The crusades were a major event in the Middle Ages and had a profound impact on the world at the time. For example, one of the first major impacts of the crusades was that it increased interaction between different societies and groups of people. For instance, the crusades caused the religions of Christianity, Judaism and Islam to clash. In this conflict, people of all faiths travelled vast distances to fight over the city of Jerusalem, which each faith considered important to its religious heritage. This clash of religious ideals caused a sharing of ideas between the different religious groups and helped the principles of each religious faith to spread into new areas. Arguably, the clash between these three religions and this area of the world continues still today. Beyond religion, the interaction between different groups of people led to a spread of scientific and philosophical knowledge. The existence of the Silk Road had already caused a massive spread of ideas and knowledge across Eurasia, but the crusades continued and expanded the trend. At the outbreak of the crusades in the 11th century, the Middle East was a major center of learning and knowledge. Due to its geographical location, the major Middle Eastern civilizations were at the crossroads of the Silk Road and therefore benefitted greatly from having access to both European and Asian knowledge. As such, when European crusaders came into contact with Middle Eastern peoples they were exposed to new ideas and inventions which eventually made their way back into European society. For example, the Europeans learned new understandings about mathematics from Middle Eastern mathematicians who were by far the most advanced at that time. Also related to knowledge, the different societies involved in the crusades were exposed to each other’s culture. This meant that each side learned new understandings about food, cultural practices and celebrations.

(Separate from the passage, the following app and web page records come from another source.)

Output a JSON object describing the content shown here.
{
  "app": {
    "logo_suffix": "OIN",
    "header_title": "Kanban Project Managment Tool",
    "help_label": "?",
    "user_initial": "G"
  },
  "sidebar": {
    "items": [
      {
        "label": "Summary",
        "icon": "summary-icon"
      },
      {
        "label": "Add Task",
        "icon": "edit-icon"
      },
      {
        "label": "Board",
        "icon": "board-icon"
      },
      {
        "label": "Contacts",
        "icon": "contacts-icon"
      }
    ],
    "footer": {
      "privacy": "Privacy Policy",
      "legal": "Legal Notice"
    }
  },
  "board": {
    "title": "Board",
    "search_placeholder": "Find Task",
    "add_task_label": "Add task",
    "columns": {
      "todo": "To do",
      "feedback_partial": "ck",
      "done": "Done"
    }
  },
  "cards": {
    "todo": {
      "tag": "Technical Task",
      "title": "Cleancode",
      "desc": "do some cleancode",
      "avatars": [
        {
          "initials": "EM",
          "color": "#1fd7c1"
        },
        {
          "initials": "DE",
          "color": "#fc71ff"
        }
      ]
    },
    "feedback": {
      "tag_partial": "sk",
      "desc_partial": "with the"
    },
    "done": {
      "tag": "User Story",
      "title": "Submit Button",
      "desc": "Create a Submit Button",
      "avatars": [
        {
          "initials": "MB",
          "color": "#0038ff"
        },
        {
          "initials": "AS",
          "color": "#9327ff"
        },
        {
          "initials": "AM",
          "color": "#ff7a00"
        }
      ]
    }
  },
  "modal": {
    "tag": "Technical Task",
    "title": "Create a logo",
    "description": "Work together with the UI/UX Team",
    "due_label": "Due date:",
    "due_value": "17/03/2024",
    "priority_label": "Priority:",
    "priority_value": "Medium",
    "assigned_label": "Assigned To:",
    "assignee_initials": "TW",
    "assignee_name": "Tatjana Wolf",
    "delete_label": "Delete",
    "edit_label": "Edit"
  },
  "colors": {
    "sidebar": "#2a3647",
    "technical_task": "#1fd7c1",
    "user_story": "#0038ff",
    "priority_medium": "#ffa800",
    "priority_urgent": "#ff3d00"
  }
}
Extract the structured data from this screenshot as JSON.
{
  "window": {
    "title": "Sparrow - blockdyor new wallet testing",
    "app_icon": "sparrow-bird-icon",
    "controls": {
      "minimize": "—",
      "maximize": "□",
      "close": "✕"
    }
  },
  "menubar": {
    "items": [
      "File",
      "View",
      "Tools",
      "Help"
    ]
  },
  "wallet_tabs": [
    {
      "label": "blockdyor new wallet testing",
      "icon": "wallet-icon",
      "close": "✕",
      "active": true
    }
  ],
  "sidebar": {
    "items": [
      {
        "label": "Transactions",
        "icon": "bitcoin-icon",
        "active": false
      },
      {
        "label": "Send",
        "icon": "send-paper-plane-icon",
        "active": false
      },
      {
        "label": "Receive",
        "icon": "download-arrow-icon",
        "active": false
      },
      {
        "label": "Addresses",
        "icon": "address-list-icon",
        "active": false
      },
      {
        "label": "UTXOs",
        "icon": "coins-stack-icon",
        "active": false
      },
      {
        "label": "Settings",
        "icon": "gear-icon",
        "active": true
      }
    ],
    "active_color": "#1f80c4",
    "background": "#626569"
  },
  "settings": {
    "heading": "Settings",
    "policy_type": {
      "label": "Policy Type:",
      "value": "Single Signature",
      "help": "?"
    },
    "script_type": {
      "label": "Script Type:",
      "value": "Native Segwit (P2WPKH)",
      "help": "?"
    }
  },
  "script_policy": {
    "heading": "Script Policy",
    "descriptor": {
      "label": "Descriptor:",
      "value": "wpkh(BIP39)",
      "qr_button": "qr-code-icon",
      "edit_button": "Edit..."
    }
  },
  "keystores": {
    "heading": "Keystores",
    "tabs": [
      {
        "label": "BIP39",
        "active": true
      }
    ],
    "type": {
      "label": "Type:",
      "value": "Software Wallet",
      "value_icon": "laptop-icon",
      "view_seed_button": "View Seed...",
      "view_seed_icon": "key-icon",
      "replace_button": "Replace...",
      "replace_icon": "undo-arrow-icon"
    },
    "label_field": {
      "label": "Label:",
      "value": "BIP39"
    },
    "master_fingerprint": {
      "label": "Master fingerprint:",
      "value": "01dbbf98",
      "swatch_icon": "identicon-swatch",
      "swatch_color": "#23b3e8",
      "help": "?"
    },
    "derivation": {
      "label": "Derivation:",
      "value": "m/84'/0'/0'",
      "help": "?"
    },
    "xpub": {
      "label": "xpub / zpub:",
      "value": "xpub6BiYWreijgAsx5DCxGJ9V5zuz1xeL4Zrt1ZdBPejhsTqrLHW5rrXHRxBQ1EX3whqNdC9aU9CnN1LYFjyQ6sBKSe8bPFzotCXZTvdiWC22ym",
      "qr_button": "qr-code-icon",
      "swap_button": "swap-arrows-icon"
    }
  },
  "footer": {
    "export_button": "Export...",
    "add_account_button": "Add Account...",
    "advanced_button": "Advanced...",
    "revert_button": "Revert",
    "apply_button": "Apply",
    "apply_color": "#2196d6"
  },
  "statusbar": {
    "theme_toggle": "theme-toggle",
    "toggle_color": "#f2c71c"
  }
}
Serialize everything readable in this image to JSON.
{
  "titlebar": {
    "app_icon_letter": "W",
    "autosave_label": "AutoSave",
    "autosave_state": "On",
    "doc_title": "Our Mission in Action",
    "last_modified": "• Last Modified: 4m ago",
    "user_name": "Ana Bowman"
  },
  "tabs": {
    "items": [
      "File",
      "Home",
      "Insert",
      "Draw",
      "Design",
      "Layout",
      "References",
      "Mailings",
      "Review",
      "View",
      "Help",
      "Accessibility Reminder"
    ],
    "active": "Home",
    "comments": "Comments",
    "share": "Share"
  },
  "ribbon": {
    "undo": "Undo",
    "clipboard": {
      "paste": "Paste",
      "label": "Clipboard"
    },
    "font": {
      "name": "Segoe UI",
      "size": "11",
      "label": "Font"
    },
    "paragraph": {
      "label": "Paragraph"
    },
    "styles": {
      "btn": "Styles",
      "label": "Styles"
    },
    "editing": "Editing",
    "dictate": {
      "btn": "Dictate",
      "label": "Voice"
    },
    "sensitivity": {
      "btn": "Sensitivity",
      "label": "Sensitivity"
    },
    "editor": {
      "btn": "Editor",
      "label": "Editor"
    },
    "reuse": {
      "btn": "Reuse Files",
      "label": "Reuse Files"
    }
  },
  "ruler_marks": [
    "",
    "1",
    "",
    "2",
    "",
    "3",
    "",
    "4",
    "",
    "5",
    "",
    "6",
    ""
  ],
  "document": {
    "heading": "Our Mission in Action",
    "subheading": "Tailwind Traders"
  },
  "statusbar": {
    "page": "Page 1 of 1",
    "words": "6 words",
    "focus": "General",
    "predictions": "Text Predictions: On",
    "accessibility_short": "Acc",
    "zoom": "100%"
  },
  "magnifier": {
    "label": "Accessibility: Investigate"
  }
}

Another major impact of the crusades was the effect it had on trade. The pilgrimage of thousands of Europeans to the Holy Land created a need for new routes for supply shipments to feed and arm the crusaders. As such, towns and cities grew in size along the route to the Holy Land with many shops and markets. As well, port cities in Italy grew in size and wealth as merchants worked to meet the needs of travelling crusaders. In fact, some of these cities grew to such prominence that they became the famous city-states of the Renaissance centuries after.
A third major impact of the crusades was the effect it had on the role of feudalism in the lives of Europeans. Feudalism was a form of government common during medieval Europe that involved society being structured in a very rigid and hierarchical way. It was popular in European society from the 9th century until the 15th century and was the form of government in which the country was dominated by an absolute monarch, in which all power was held within a single king. The monarch would rule over the country while the rest of the people were bound by a hierarchical system in which people were placed into classes in which they were born. Due to the crusades, thousands of nobles and peasants left Europe in order to ‘take up the cross’ in the Holy Land. This meant that large populations of people left their land to fight and since feudalism was centered on the principles of land ownership and farming, this caused feudalism to lose its significance in European societies. As well, the increase in trade at certain ports and towns led to the rise of a merchant or middle class. This meant that peasants were able to build up small fortunes for themselves through trading. As a result, the feudal system began to lose its hold on society which eventually led to the ideals of the Renaissance and the emergence of powerful city-states instead of absolute monarchs. In all, the crusades had a profound impact on the world, but especially led to changes and advancements in Europe.
In conclusion, the crusades were a vitally important event to European and Middle Eastern History. They were centered on a clash between different religions and helped transform Europe and the Middle East during the years of the Middle Ages. As well, many historians consider the effects of the crusades as an important event in the emergence of the Renaissance in Europe a few centuries later.